Work request - Start to finish, return the listing exactly as written.

Available data -
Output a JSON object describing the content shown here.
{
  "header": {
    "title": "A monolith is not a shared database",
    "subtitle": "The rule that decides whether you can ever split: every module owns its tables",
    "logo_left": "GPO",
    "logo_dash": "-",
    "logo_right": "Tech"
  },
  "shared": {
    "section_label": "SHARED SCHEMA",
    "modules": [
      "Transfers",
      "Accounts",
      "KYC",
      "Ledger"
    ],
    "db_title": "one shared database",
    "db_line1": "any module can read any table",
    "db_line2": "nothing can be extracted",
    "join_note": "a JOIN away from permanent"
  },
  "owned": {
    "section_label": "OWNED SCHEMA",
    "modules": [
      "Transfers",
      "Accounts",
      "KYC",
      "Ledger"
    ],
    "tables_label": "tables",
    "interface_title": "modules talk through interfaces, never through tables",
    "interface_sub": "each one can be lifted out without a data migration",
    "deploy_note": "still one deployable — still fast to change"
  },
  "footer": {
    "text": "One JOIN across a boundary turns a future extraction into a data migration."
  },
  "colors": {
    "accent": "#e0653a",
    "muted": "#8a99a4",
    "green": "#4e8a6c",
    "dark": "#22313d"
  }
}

Task solution -
Output a JSON object describing the content shown here.
{
  "header": {
    "title": "A monolith is not a shared database",
    "subtitle": "The rule that decides whether you can ever split: every module owns its tables",
    "logo_left": "GPO",
    "logo_dash": "-",
    "logo_right": "Tech"
  },
  "shared": {
    "section_label": "SHARED SCHEMA",
    "modules": [
      "Transfers",
      "Accounts",
      "KYC",
      "Ledger"
    ],
    "db_title": "one shared database",
    "db_line1": "any module can read any table",
    "db_line2": "nothing can be extracted",
    "join_note": "a JOIN away from permanent"
  },
  "owned": {
    "section_label": "OWNED SCHEMA",
    "modules": [
      "Transfers",
      "Accounts",
      "KYC",
      "Ledger"
    ],
    "tables_label": "tables",
    "interface_title": "modules talk through interfaces, never through tables",
    "interface_sub": "each one can be lifted out without a data migration",
    "deploy_note": "still one deployable — still fast to change"
  },
  "footer": {
    "text": "One JOIN across a boundary turns a future extraction into a data migration."
  },
  "colors": {
    "accent": "#e0653a",
    "muted": "#8a99a4",
    "green": "#4e8a6c",
    "dark": "#22313d"
  }
}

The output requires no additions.